| PROBLEM TO WORK ON |
Determine which lines of the records include the word "title", and copy them.
********************
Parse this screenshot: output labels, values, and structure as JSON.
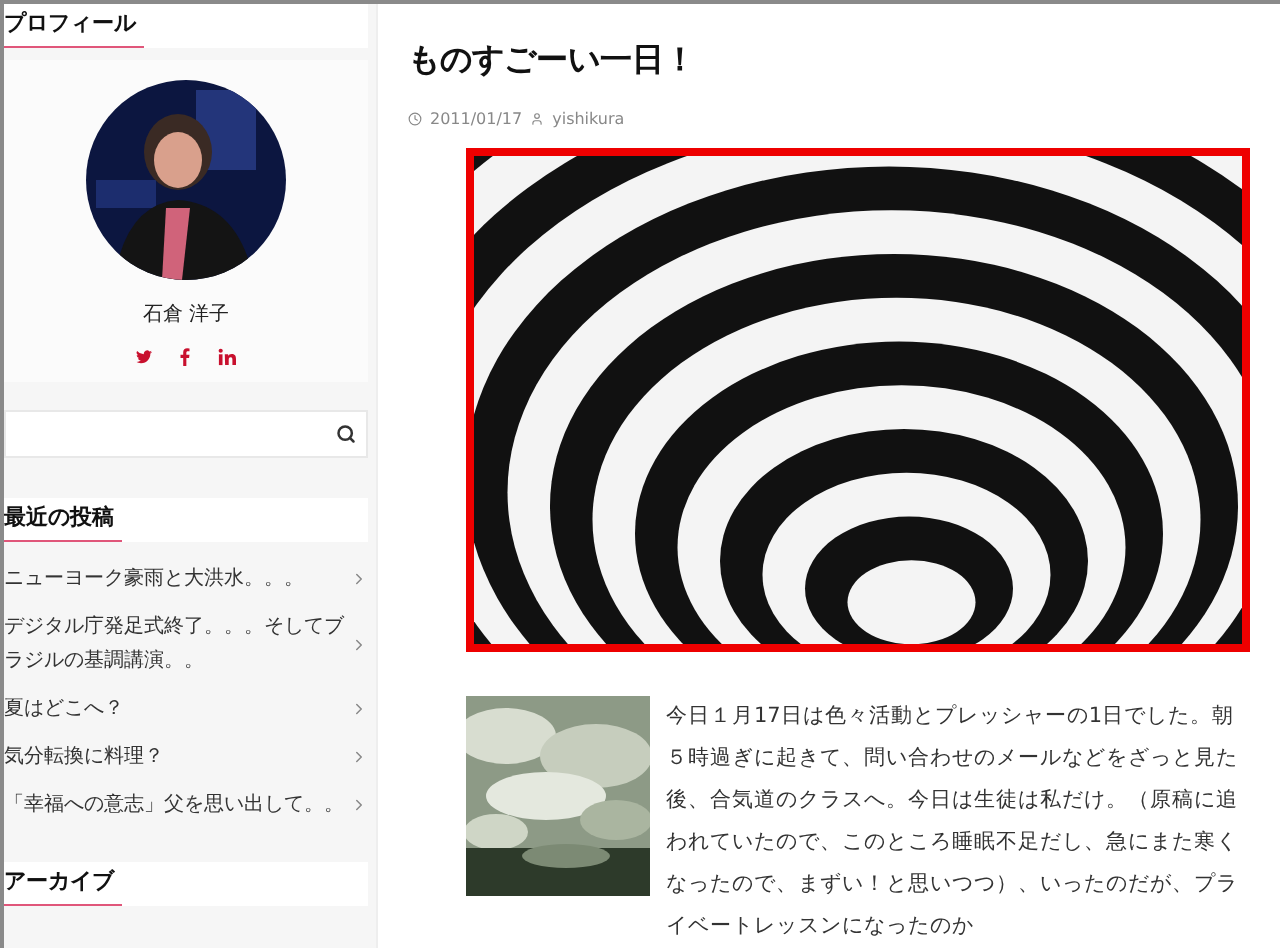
{
  "sidebar": {
    "profile": {
      "heading": "プロフィール",
      "name": "石倉 洋子",
      "social": [
        {
          "kind": "twitter"
        },
        {
          "kind": "facebook"
        },
        {
          "kind": "linkedin"
        }
      ]
    },
    "recent_posts": {
      "heading": "最近の投稿",
      "items": [
        {
          "title": "ニューヨーク豪雨と大洪水。。。"
        },
        {
          "title": "デジタル庁発足式終了。。。そしてブラジルの基調講演。。"
        },
        {
          "title": "夏はどこへ？"
        },
        {
          "title": "気分転換に料理？"
        },
        {
          "title": "「幸福への意志」父を思い出して。。"
        }
      ]
    },
    "archive": {
      "heading": "アーカイブ"
    }
  },
  "post": {
    "title": "ものすごーい一日！",
    "date": "2011/01/17",
    "author": "yishikura",
    "body": "今日１月17日は色々活動とプレッシャーの1日でした。朝５時過ぎに起きて、問い合わせのメールなどをざっと見た後、合気道のクラスへ。今日は生徒は私だけ。（原稿に追われていたので、このところ睡眠不足だし、急にまた寒くなったので、まずい！と思いつつ）、いったのだが、プライベートレッスンになったのか"
  }
}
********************
| WRITTEN ANSWER |
          "title": "ニューヨーク豪雨と大洪水。。。"
          "title": "デジタル庁発足式終了。。。そしてブラジルの基調講演。。"
          "title": "夏はどこへ？"
          "title": "気分転換に料理？"
          "title": "「幸福への意志」父を思い出して。。"
    "title": "ものすごーい一日！",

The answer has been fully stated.